**PROBLEM REQUIREMENTS**
Restate each line below word for word, skipping every picture.

**RECORD SET**
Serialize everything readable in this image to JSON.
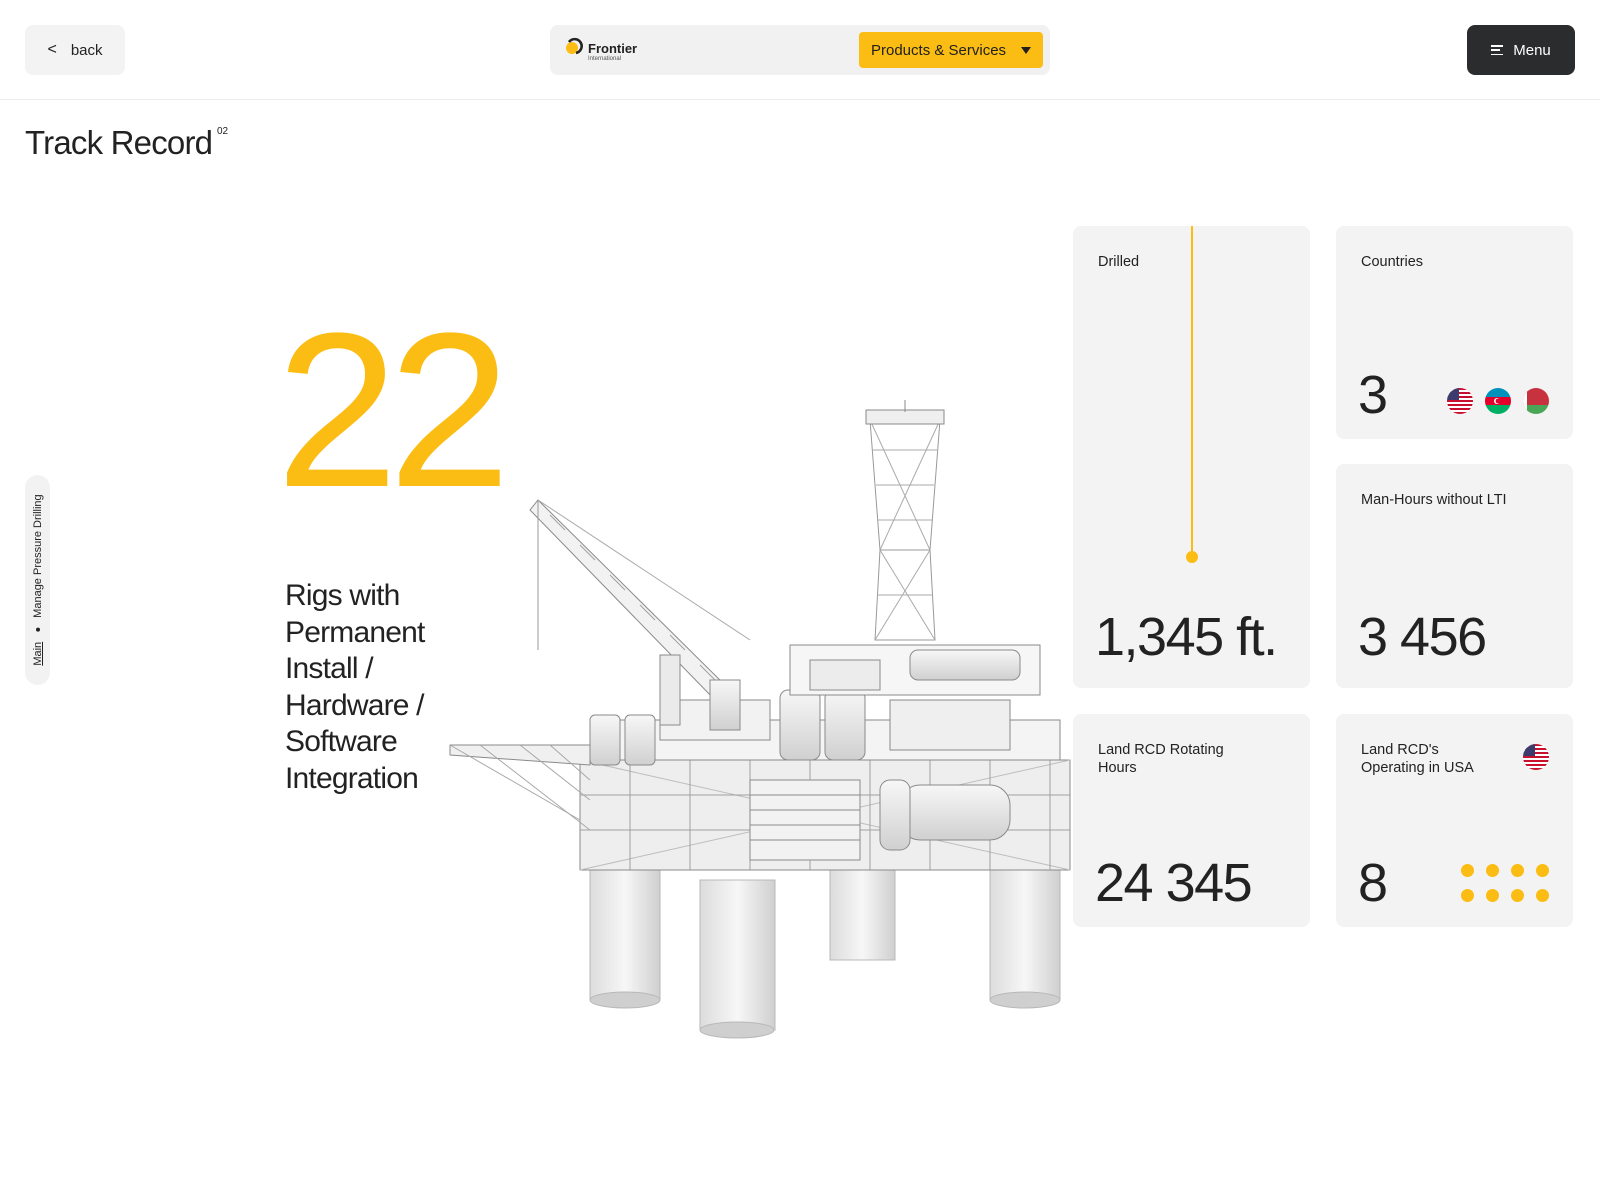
{
  "header": {
    "back_label": "back",
    "brand_name": "Frontier",
    "brand_sub": "International",
    "products_label": "Products & Services",
    "menu_label": "Menu"
  },
  "page": {
    "title": "Track Record",
    "number": "02"
  },
  "breadcrumb": {
    "items": [
      "Main",
      "Manage Pressure Drilling"
    ]
  },
  "hero": {
    "value": "22",
    "caption": "Rigs with Permanent Install / Hardware / Software Integration"
  },
  "stats": {
    "drilled": {
      "label": "Drilled",
      "value": "1,345 ft."
    },
    "countries": {
      "label": "Countries",
      "value": "3",
      "flags": [
        "usa-flag-icon",
        "azerbaijan-flag-icon",
        "belarus-flag-icon"
      ]
    },
    "manhours": {
      "label": "Man-Hours without LTI",
      "value": "3 456"
    },
    "rotating": {
      "label": "Land RCD Rotating Hours",
      "value": "24 345"
    },
    "usa": {
      "label": "Land RCD's Operating in USA",
      "value": "8",
      "dots": 8
    }
  },
  "colors": {
    "accent": "#fbbd13",
    "dark": "#2b2c2e",
    "card_bg": "#f3f3f3"
  }
}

**PROBLEM SOLUTION**
Serialize everything readable in this image to JSON.
{
  "header": {
    "back_label": "back",
    "brand_name": "Frontier",
    "brand_sub": "International",
    "products_label": "Products & Services",
    "menu_label": "Menu"
  },
  "page": {
    "title": "Track Record",
    "number": "02"
  },
  "breadcrumb": {
    "items": [
      "Main",
      "Manage Pressure Drilling"
    ]
  },
  "hero": {
    "value": "22",
    "caption": "Rigs with Permanent Install / Hardware / Software Integration"
  },
  "stats": {
    "drilled": {
      "label": "Drilled",
      "value": "1,345 ft."
    },
    "countries": {
      "label": "Countries",
      "value": "3",
      "flags": [
        "usa-flag-icon",
        "azerbaijan-flag-icon",
        "belarus-flag-icon"
      ]
    },
    "manhours": {
      "label": "Man-Hours without LTI",
      "value": "3 456"
    },
    "rotating": {
      "label": "Land RCD Rotating Hours",
      "value": "24 345"
    },
    "usa": {
      "label": "Land RCD's Operating in USA",
      "value": "8",
      "dots": 8
    }
  },
  "colors": {
    "accent": "#fbbd13",
    "dark": "#2b2c2e",
    "card_bg": "#f3f3f3"
  }
}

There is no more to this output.